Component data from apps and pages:
:::::

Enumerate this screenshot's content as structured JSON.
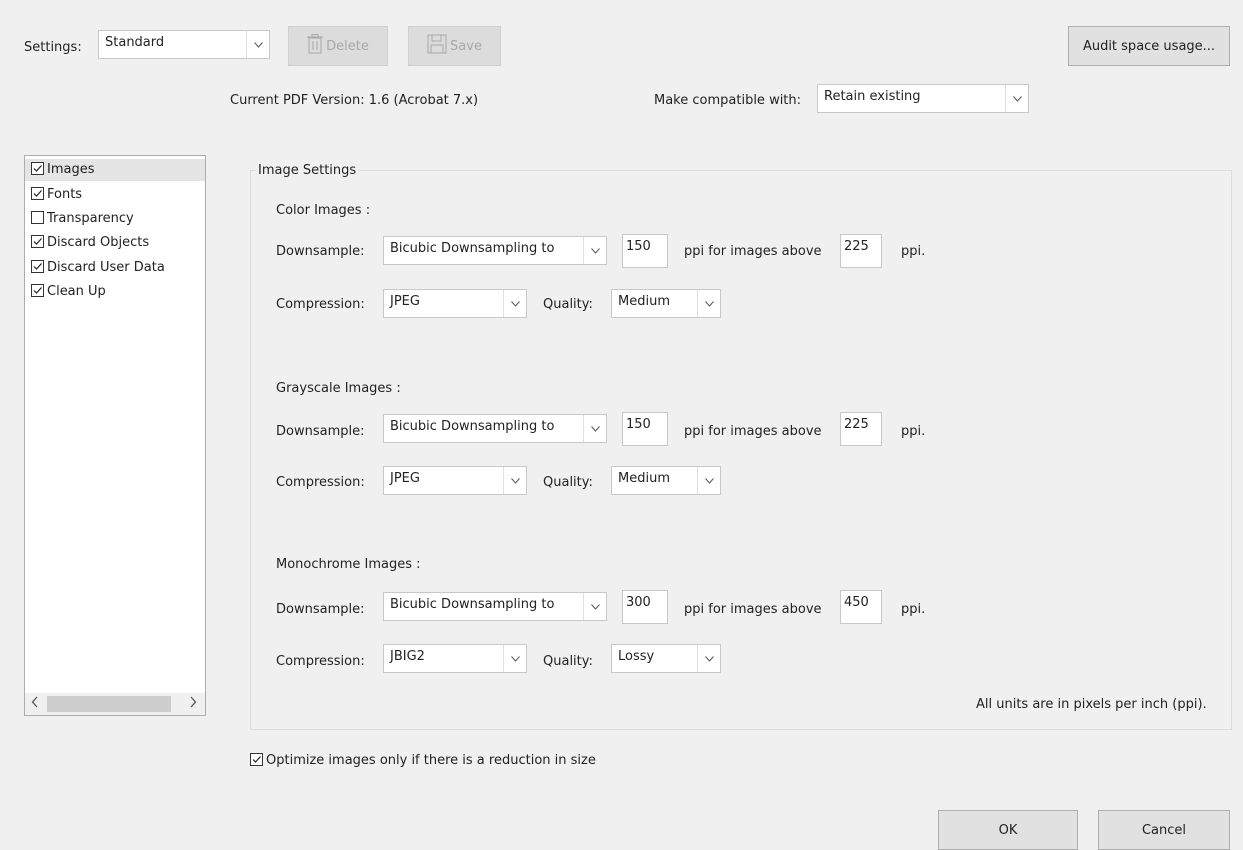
{
  "header": {
    "settings_label": "Settings:",
    "settings_value": "Standard",
    "delete_label": "Delete",
    "save_label": "Save",
    "audit_label": "Audit space usage...",
    "pdf_version": "Current PDF Version: 1.6 (Acrobat 7.x)",
    "compat_label": "Make compatible with:",
    "compat_value": "Retain existing"
  },
  "panel": {
    "items": [
      {
        "label": "Images",
        "checked": true
      },
      {
        "label": "Fonts",
        "checked": true
      },
      {
        "label": "Transparency",
        "checked": false
      },
      {
        "label": "Discard Objects",
        "checked": true
      },
      {
        "label": "Discard User Data",
        "checked": true
      },
      {
        "label": "Clean Up",
        "checked": true
      }
    ]
  },
  "image_settings": {
    "title": "Image Settings",
    "downsample_label": "Downsample:",
    "compression_label": "Compression:",
    "quality_label": "Quality:",
    "ppi_above_label": "ppi for images above",
    "ppi_label": "ppi.",
    "groups": [
      {
        "title": "Color Images :",
        "downsample": "Bicubic Downsampling to",
        "ppi": "150",
        "above": "225",
        "compression": "JPEG",
        "quality": "Medium"
      },
      {
        "title": "Grayscale Images :",
        "downsample": "Bicubic Downsampling to",
        "ppi": "150",
        "above": "225",
        "compression": "JPEG",
        "quality": "Medium"
      },
      {
        "title": "Monochrome Images :",
        "downsample": "Bicubic Downsampling to",
        "ppi": "300",
        "above": "450",
        "compression": "JBIG2",
        "quality": "Lossy"
      }
    ],
    "units_note": "All units are in pixels per inch (ppi)."
  },
  "optimize_label": "Optimize images only if there is a reduction in size",
  "ok_label": "OK",
  "cancel_label": "Cancel"
}
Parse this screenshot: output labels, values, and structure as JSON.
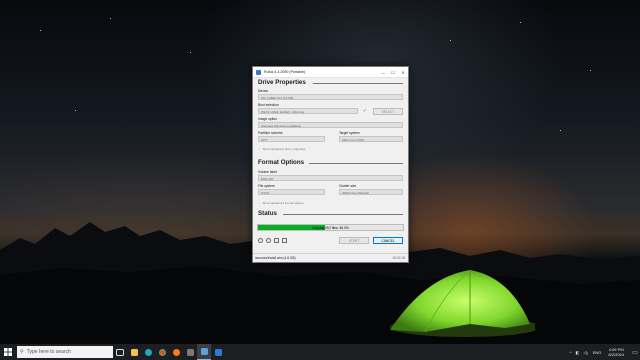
{
  "window": {
    "title": "Rufus 4.3.2090 (Portable)",
    "minimize": "—",
    "maximize": "☐",
    "close": "✕"
  },
  "drive_properties": {
    "heading": "Drive Properties",
    "device_label": "Device",
    "device_value": "NO_LABEL (D:) [16 GB]",
    "boot_label": "Boot selection",
    "boot_value": "Win10_22H2_English_x64v1.iso",
    "select_button": "SELECT",
    "image_option_label": "Image option",
    "image_option_value": "Standard Windows installation",
    "partition_label": "Partition scheme",
    "partition_value": "GPT",
    "target_label": "Target system",
    "target_value": "UEFI (non CSM)",
    "advanced_toggle": "Show advanced drive properties"
  },
  "format_options": {
    "heading": "Format Options",
    "volume_label": "Volume label",
    "volume_value": "ESD-ISO",
    "fs_label": "File system",
    "fs_value": "NTFS",
    "cluster_label": "Cluster size",
    "cluster_value": "4096 bytes (Default)",
    "advanced_toggle": "Show advanced format options"
  },
  "status": {
    "heading": "Status",
    "progress_text": "Copying ISO files: 46.0%",
    "progress_fraction": 0.46,
    "start_button": "START",
    "cancel_button": "CANCEL",
    "statusbar_text": "\\sources\\install.wim (4.8 GB)",
    "elapsed": "00:01:08"
  },
  "taskbar": {
    "search_placeholder": "Type here to search",
    "time": "4:09 PM",
    "date": "8/2/2024",
    "language": "ENG"
  },
  "colors": {
    "progress_green": "#06b025",
    "cancel_accent": "#0078d7",
    "tent_green": "#8fe63a"
  }
}
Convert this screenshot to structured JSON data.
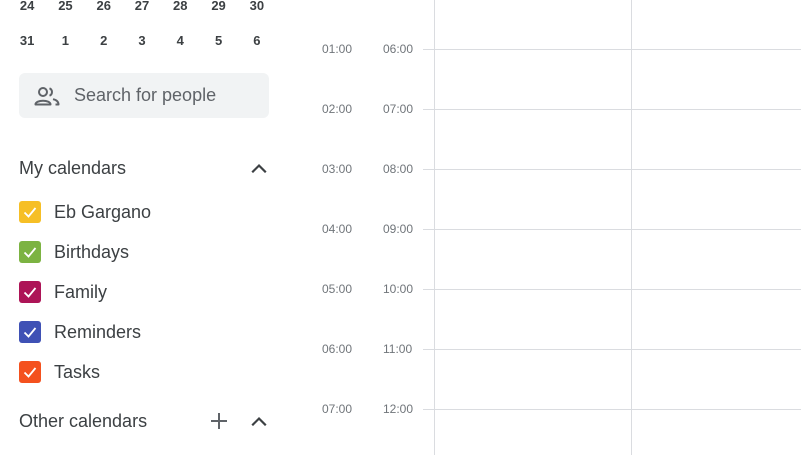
{
  "mini_calendar": {
    "rows": [
      [
        "24",
        "25",
        "26",
        "27",
        "28",
        "29",
        "30"
      ],
      [
        "31",
        "1",
        "2",
        "3",
        "4",
        "5",
        "6"
      ]
    ]
  },
  "search": {
    "placeholder": "Search for people",
    "icon": "people-icon"
  },
  "my_calendars": {
    "title": "My calendars",
    "collapse_icon": "chevron-up-icon",
    "items": [
      {
        "label": "Eb Gargano",
        "color": "#f6bf26",
        "checked": true
      },
      {
        "label": "Birthdays",
        "color": "#7cb342",
        "checked": true
      },
      {
        "label": "Family",
        "color": "#ad1457",
        "checked": true
      },
      {
        "label": "Reminders",
        "color": "#3f51b5",
        "checked": true
      },
      {
        "label": "Tasks",
        "color": "#f4511e",
        "checked": true
      }
    ]
  },
  "other_calendars": {
    "title": "Other calendars",
    "add_icon": "plus-icon",
    "collapse_icon": "chevron-up-icon"
  },
  "time_grid": {
    "primary_times": [
      "01:00",
      "02:00",
      "03:00",
      "04:00",
      "05:00",
      "06:00",
      "07:00"
    ],
    "secondary_times": [
      "06:00",
      "07:00",
      "08:00",
      "09:00",
      "10:00",
      "11:00",
      "12:00"
    ]
  }
}
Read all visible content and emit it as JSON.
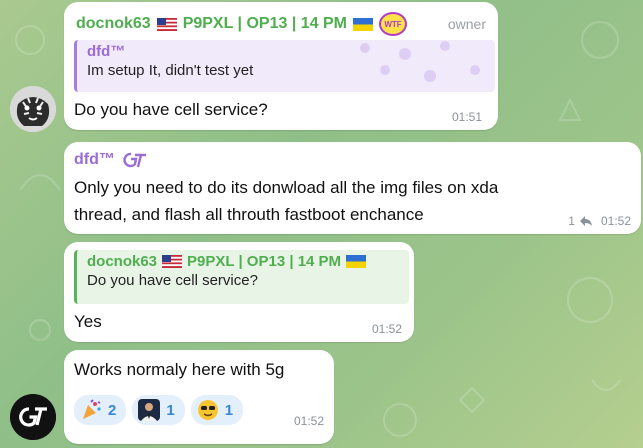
{
  "messages": [
    {
      "sender": "docnok63",
      "sender_tags": "P9PXL | OP13 | 14 PM",
      "badge": "WTF",
      "role": "owner",
      "reply": {
        "name": "dfd™",
        "text": "Im setup It, didn't test yet"
      },
      "text": "Do you have cell service?",
      "time": "01:51"
    },
    {
      "sender": "dfd™",
      "text_line1": "Only you need to do its donwload all the img files on xda",
      "text_line2": "thread, and flash all throuth fastboot enchance",
      "replies_count": "1",
      "time": "01:52"
    },
    {
      "reply": {
        "name": "docnok63",
        "tags": "P9PXL | OP13 | 14 PM",
        "text": "Do you have cell service?"
      },
      "text": "Yes",
      "time": "01:52"
    },
    {
      "text": "Works normaly here with 5g",
      "reactions": [
        {
          "emoji": "party-popper",
          "count": "2"
        },
        {
          "emoji": "person-photo",
          "count": "1"
        },
        {
          "emoji": "cool-face",
          "count": "1"
        }
      ],
      "time": "01:52"
    }
  ],
  "colors": {
    "green_name": "#4fae4e",
    "purple_name": "#9b6bd6",
    "reaction_bg": "#e3effb"
  }
}
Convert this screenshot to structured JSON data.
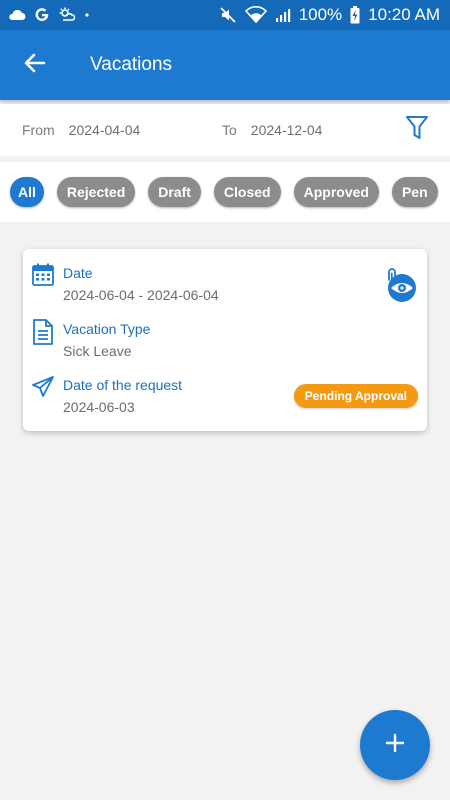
{
  "status_bar": {
    "left_icons": [
      "cloud-icon",
      "google-icon",
      "weather-icon",
      "dot-icon"
    ],
    "right_icons": [
      "mute-icon",
      "wifi-icon",
      "signal-icon",
      "battery-charging-icon"
    ],
    "battery": "100%",
    "time": "10:20 AM"
  },
  "app_bar": {
    "title": "Vacations",
    "back_icon": "arrow-left-icon"
  },
  "date_filter": {
    "from_label": "From",
    "from_value": "2024-04-04",
    "to_label": "To",
    "to_value": "2024-12-04",
    "filter_icon": "funnel-icon"
  },
  "chips": [
    {
      "label": "All",
      "active": true
    },
    {
      "label": "Rejected",
      "active": false
    },
    {
      "label": "Draft",
      "active": false
    },
    {
      "label": "Closed",
      "active": false
    },
    {
      "label": "Approved",
      "active": false
    },
    {
      "label": "Pen",
      "active": false
    }
  ],
  "vacation_card": {
    "date_label": "Date",
    "date_value": "2024-06-04 - 2024-06-04",
    "type_label": "Vacation Type",
    "type_value": "Sick Leave",
    "request_label": "Date of the request",
    "request_value": "2024-06-03",
    "status": "Pending Approval",
    "attachment_icon": "attachment-view-icon"
  },
  "fab": {
    "label": "+"
  },
  "colors": {
    "status_bar": "#1469b8",
    "app_bar": "#1e7ad1",
    "chip_active": "#1e7ad1",
    "chip_inactive": "#8c8c8c",
    "field_label": "#1e6fb9",
    "badge_pending": "#f49a12",
    "background": "#f2f2f2"
  }
}
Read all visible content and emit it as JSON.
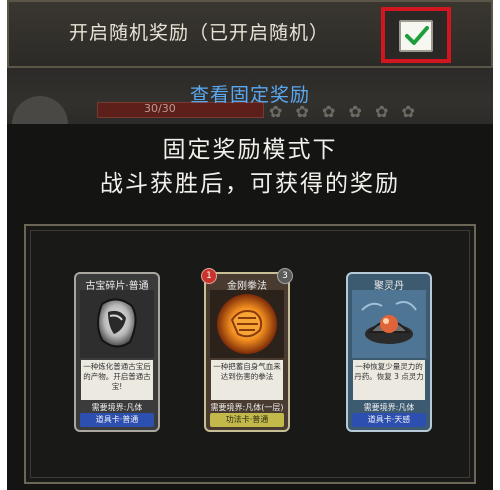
{
  "top": {
    "toggle_label": "开启随机奖励（已开启随机）",
    "toggle_checked": true,
    "view_fixed_link": "查看固定奖励",
    "bg_hp_text": "30/30",
    "highlight_color": "#d11620",
    "link_color": "#5aa8f2"
  },
  "bottom": {
    "title_line1": "固定奖励模式下",
    "title_line2": "战斗获胜后，可获得的奖励",
    "cards": [
      {
        "name": "古宝碎片·普通",
        "icon": "ancient-treasure-fragment-icon",
        "description": "一种炼化普通古宝后的产物。开启普通古宝!",
        "requirement": "需要境界:凡体",
        "type": "道具卡·普通",
        "type_color": "#2d4fb0"
      },
      {
        "name": "金刚拳法",
        "icon": "golden-fist-icon",
        "cost_left": "1",
        "cost_right": "3",
        "stars": "☆☆☆",
        "description": "一种把蓄自身气血来达到伤害的拳法",
        "requirement": "需要境界:凡体(一层)",
        "type": "功法卡·普通",
        "type_color": "#c2b94a"
      },
      {
        "name": "聚灵丹",
        "icon": "spirit-pill-icon",
        "description": "一种恢复少量灵力的丹药。恢复 3 点灵力",
        "requirement": "需要境界:凡体",
        "type": "道具卡·天感",
        "type_color": "#2d4fb0"
      }
    ]
  }
}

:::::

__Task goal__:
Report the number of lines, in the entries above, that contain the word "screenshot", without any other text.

__Exercise answer__:
4